No matter how incredibly brave, no matter how talented and no matter how so full of faith and self belief a fighter is, the end has to come one day. This past weekend, on Saturday night in Uniondale, New York, in his 42 pro fight, the end came for the hugely popular Robert Guerrero.
“The Ghost,” as the Californian southpaw is known, appeared to have close to nothing left but his sheer heart against Omar Figueroa, who, with his five-knockdown, 3rd-round stoppage win, became the first man to stop the 34 year old.
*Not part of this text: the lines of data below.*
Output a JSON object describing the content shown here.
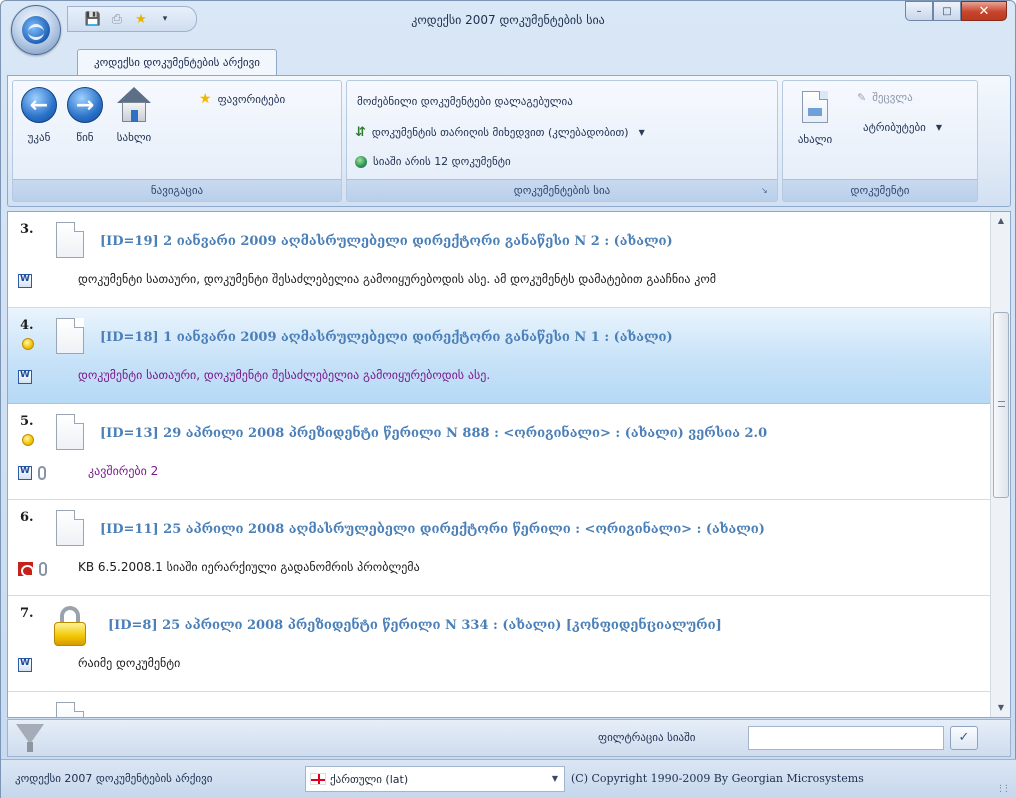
{
  "window": {
    "title": "კოდექსი 2007 დოკუმენტების სია",
    "minimize_icon": "minimize-icon",
    "maximize_icon": "maximize-icon",
    "close_icon": "close-icon"
  },
  "ribbon": {
    "tab": "კოდექსი დოკუმენტების არქივი",
    "navigation": {
      "label": "ნავიგაცია",
      "back": "უკან",
      "forward": "წინ",
      "home": "სახლი",
      "favorites": "ფავორიტები"
    },
    "doc_list": {
      "label": "დოკუმენტების სია",
      "sorted_text": "მოძებნილი დოკუმენტები დალაგებულია",
      "sort_by": "დოკუმენტის თარიღის მიხედვით (კლებადობით)",
      "count_text": "სიაში არის 12 დოკუმენტი"
    },
    "document": {
      "label": "დოკუმენტი",
      "new": "ახალი",
      "edit": "შეცვლა",
      "attributes": "ატრიბუტები"
    }
  },
  "list": {
    "items": [
      {
        "num": "3.",
        "title": "[ID=19] 2 იანვარი 2009  აღმასრულებელი დირექტორი  განაწესი N 2 : (ახალი)",
        "sub": "დოკუმენტი სათაური, დოკუმენტი შესაძლებელია გამოიყურებოდის ასე.  ამ დოკუმენტს დამატებით გააჩნია  კომ"
      },
      {
        "num": "4.",
        "title": "[ID=18] 1 იანვარი 2009  აღმასრულებელი დირექტორი  განაწესი N 1 : (ახალი)",
        "sub": "დოკუმენტი სათაური, დოკუმენტი შესაძლებელია გამოიყურებოდის ასე."
      },
      {
        "num": "5.",
        "title": "[ID=13] 29 აპრილი 2008  პრეზიდენტი  წერილი N 888 : <ორიგინალი>  : (ახალი)  ვერსია 2.0",
        "sub": "კავშირები 2"
      },
      {
        "num": "6.",
        "title": "[ID=11] 25 აპრილი 2008  აღმასრულებელი დირექტორი  წერილი  : <ორიგინალი>  : (ახალი)",
        "sub": "KB 6.5.2008.1 სიაში იერარქიული გადანომრის პრობლემა"
      },
      {
        "num": "7.",
        "title": "[ID=8] 25 აპრილი 2008  პრეზიდენტი  წერილი N 334 : (ახალი)  [კონფიდენციალური]",
        "sub": "რაიმე დოკუმენტი"
      }
    ]
  },
  "filter": {
    "label": "ფილტრაცია სიაში",
    "value": "",
    "go_icon": "checkmark-icon"
  },
  "status": {
    "archive": "კოდექსი 2007 დოკუმენტების არქივი",
    "language": "ქართული (lat)",
    "copyright": "(C) Copyright 1990-2009 By Georgian Microsystems"
  }
}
Guerrero, who had previously and quite recently been beaten by Keith Thurman (in a punishing fight), Danny Garcia and, in his fight before Saturday, David Peralta, must now prove to be the smart, realistic person we all know he is, and retire.
A great fighter who competed at the highest level at featherweight all the way to welterweight, winning his share of belts along the way, Guerrero overcame immense personal misfortune (his story, and that of his wife, capturing the heart of millions) and never once gave in. Now, however, after having fought his heart out in numerous punishing ring battles, it is time for “The Ghost” to stop haunting the sport he gave so much to.
Punch resistance is so very vital for a fighter of Guerrero’s style and approach; his warrior tendencies proving so prominent in recent years, and without it, and with a never give up mental attitude to go along with it, a faded warrior is so vulnerable to being seriously hurt. Added to this, is the fact that Guerrero has nothing left to prove (or anything much to prove anything more with).
It’s time, and Guerrero and his family and friends have to concede as much. All that’s left to say is thanks, thanks for the great fights, the great heart and the great story.
Is Guerrero, 33-6-1(18) a Hall of Famer in five years (providing he does call it a career right now)? He makes a hell of a case, put it that way. Just as Guerrero always made for a hell of a fight.